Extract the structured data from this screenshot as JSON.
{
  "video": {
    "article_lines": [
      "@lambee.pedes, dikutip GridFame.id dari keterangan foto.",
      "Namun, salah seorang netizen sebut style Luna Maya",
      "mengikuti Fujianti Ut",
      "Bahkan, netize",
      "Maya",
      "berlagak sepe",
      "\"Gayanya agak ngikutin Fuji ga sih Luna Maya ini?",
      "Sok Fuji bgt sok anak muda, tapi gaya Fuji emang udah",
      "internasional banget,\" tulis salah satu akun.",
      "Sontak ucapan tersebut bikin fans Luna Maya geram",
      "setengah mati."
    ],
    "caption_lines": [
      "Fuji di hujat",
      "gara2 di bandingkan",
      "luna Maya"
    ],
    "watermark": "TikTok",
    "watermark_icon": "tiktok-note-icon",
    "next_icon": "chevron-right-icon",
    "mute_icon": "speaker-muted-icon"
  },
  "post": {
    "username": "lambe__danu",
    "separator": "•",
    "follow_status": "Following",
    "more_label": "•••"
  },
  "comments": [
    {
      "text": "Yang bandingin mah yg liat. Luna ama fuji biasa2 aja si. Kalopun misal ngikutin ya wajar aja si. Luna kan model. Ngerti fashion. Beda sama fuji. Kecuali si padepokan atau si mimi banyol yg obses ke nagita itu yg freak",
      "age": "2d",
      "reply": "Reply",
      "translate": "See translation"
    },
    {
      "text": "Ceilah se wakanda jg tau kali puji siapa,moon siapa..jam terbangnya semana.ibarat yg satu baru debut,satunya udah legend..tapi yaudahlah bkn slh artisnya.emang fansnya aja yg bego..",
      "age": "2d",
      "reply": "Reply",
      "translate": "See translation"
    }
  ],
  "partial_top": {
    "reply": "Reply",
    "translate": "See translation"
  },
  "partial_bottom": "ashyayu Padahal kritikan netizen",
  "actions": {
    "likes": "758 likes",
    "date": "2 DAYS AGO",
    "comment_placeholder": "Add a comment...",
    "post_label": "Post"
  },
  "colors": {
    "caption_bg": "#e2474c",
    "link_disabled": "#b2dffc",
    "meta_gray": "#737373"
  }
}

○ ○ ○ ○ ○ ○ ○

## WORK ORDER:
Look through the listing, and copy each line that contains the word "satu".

## OUTPUT FOR THIS TASK:
      "internasional banget,\" tulis salah satu akun.",
      "text": "Ceilah se wakanda jg tau kali puji siapa,moon siapa..jam terbangnya semana.ibarat yg satu baru debut,satunya udah legend..tapi yaudahlah bkn slh artisnya.emang fansnya aja yg bego..",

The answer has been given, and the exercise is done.